● **WHAT TO WORK ON**
An exact repetition of the data is required; no picture should appear in it.

[ENTRIES PROVIDED — start]

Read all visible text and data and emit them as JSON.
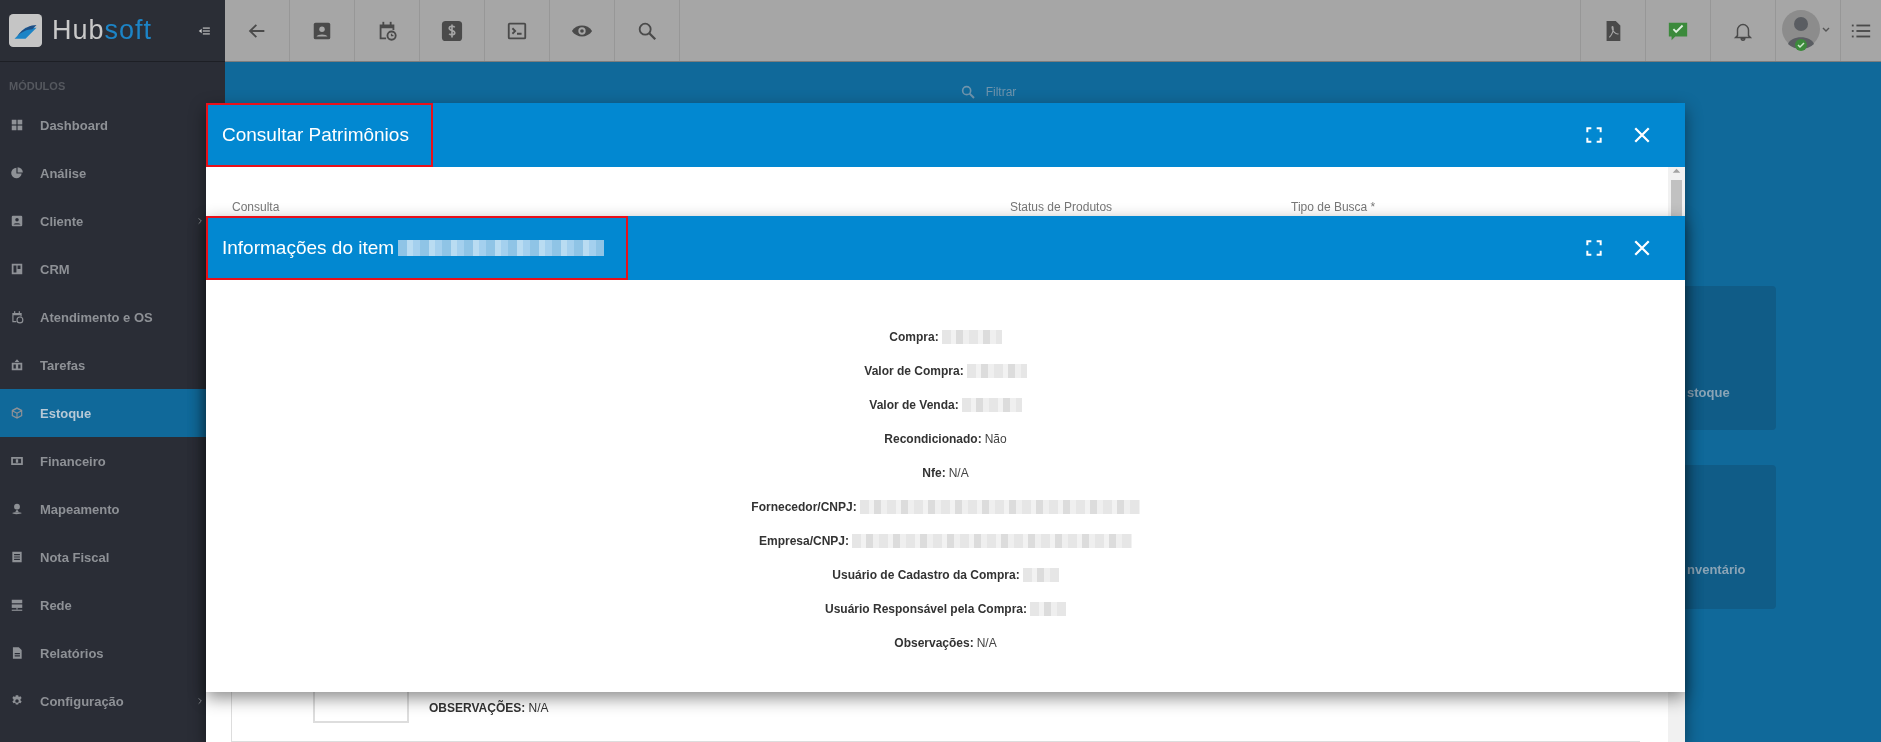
{
  "logo": {
    "parts": [
      {
        "text": "Hub",
        "color": "#c9c9c9"
      },
      {
        "text": "soft",
        "color": "#1c84c6"
      }
    ]
  },
  "sidebar": {
    "heading": "MÓDULOS",
    "items": [
      {
        "label": "Dashboard",
        "selected": false,
        "has_submenu": false
      },
      {
        "label": "Análise",
        "selected": false,
        "has_submenu": false
      },
      {
        "label": "Cliente",
        "selected": false,
        "has_submenu": true
      },
      {
        "label": "CRM",
        "selected": false,
        "has_submenu": false
      },
      {
        "label": "Atendimento e OS",
        "selected": false,
        "has_submenu": false
      },
      {
        "label": "Tarefas",
        "selected": false,
        "has_submenu": false
      },
      {
        "label": "Estoque",
        "selected": true,
        "has_submenu": false
      },
      {
        "label": "Financeiro",
        "selected": false,
        "has_submenu": false
      },
      {
        "label": "Mapeamento",
        "selected": false,
        "has_submenu": false
      },
      {
        "label": "Nota Fiscal",
        "selected": false,
        "has_submenu": false
      },
      {
        "label": "Rede",
        "selected": false,
        "has_submenu": false
      },
      {
        "label": "Relatórios",
        "selected": false,
        "has_submenu": false
      },
      {
        "label": "Configuração",
        "selected": false,
        "has_submenu": true
      }
    ]
  },
  "filter": {
    "placeholder": "Filtrar"
  },
  "cards": [
    {
      "label": "stoque"
    },
    {
      "label": "nventário"
    }
  ],
  "modals": [
    {
      "title": "Consultar Patrimônios",
      "highlighted": true,
      "fields": [
        {
          "label": "Consulta"
        },
        {
          "label": "Status de Produtos"
        },
        {
          "label": "Tipo de Busca *"
        }
      ],
      "list_item": {
        "label": "OBSERVAÇÕES:",
        "value": "N/A"
      }
    },
    {
      "title": "Informações do item",
      "title_redacted": true,
      "highlighted": true,
      "rows": [
        {
          "label": "Compra:",
          "kind": "short"
        },
        {
          "label": "Valor de Compra:",
          "kind": "short"
        },
        {
          "label": "Valor de Venda:",
          "kind": "short"
        },
        {
          "label": "Recondicionado:",
          "kind": "text",
          "value": "Não"
        },
        {
          "label": "Nfe:",
          "kind": "text",
          "value": "N/A"
        },
        {
          "label": "Fornecedor/CNPJ:",
          "kind": "long"
        },
        {
          "label": "Empresa/CNPJ:",
          "kind": "long"
        },
        {
          "label": "Usuário de Cadastro da Compra:",
          "kind": "tiny"
        },
        {
          "label": "Usuário Responsável pela Compra:",
          "kind": "tiny"
        },
        {
          "label": "Observações:",
          "kind": "text",
          "value": "N/A"
        }
      ]
    }
  ]
}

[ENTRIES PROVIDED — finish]

● **EXERCISE ANSWER**
Read all visible text and data and emit them as JSON.
{
  "logo": {
    "parts": [
      {
        "text": "Hub",
        "color": "#c9c9c9"
      },
      {
        "text": "soft",
        "color": "#1c84c6"
      }
    ]
  },
  "sidebar": {
    "heading": "MÓDULOS",
    "items": [
      {
        "label": "Dashboard",
        "selected": false,
        "has_submenu": false
      },
      {
        "label": "Análise",
        "selected": false,
        "has_submenu": false
      },
      {
        "label": "Cliente",
        "selected": false,
        "has_submenu": true
      },
      {
        "label": "CRM",
        "selected": false,
        "has_submenu": false
      },
      {
        "label": "Atendimento e OS",
        "selected": false,
        "has_submenu": false
      },
      {
        "label": "Tarefas",
        "selected": false,
        "has_submenu": false
      },
      {
        "label": "Estoque",
        "selected": true,
        "has_submenu": false
      },
      {
        "label": "Financeiro",
        "selected": false,
        "has_submenu": false
      },
      {
        "label": "Mapeamento",
        "selected": false,
        "has_submenu": false
      },
      {
        "label": "Nota Fiscal",
        "selected": false,
        "has_submenu": false
      },
      {
        "label": "Rede",
        "selected": false,
        "has_submenu": false
      },
      {
        "label": "Relatórios",
        "selected": false,
        "has_submenu": false
      },
      {
        "label": "Configuração",
        "selected": false,
        "has_submenu": true
      }
    ]
  },
  "filter": {
    "placeholder": "Filtrar"
  },
  "cards": [
    {
      "label": "stoque"
    },
    {
      "label": "nventário"
    }
  ],
  "modals": [
    {
      "title": "Consultar Patrimônios",
      "highlighted": true,
      "fields": [
        {
          "label": "Consulta"
        },
        {
          "label": "Status de Produtos"
        },
        {
          "label": "Tipo de Busca *"
        }
      ],
      "list_item": {
        "label": "OBSERVAÇÕES:",
        "value": "N/A"
      }
    },
    {
      "title": "Informações do item",
      "title_redacted": true,
      "highlighted": true,
      "rows": [
        {
          "label": "Compra:",
          "kind": "short"
        },
        {
          "label": "Valor de Compra:",
          "kind": "short"
        },
        {
          "label": "Valor de Venda:",
          "kind": "short"
        },
        {
          "label": "Recondicionado:",
          "kind": "text",
          "value": "Não"
        },
        {
          "label": "Nfe:",
          "kind": "text",
          "value": "N/A"
        },
        {
          "label": "Fornecedor/CNPJ:",
          "kind": "long"
        },
        {
          "label": "Empresa/CNPJ:",
          "kind": "long"
        },
        {
          "label": "Usuário de Cadastro da Compra:",
          "kind": "tiny"
        },
        {
          "label": "Usuário Responsável pela Compra:",
          "kind": "tiny"
        },
        {
          "label": "Observações:",
          "kind": "text",
          "value": "N/A"
        }
      ]
    }
  ]
}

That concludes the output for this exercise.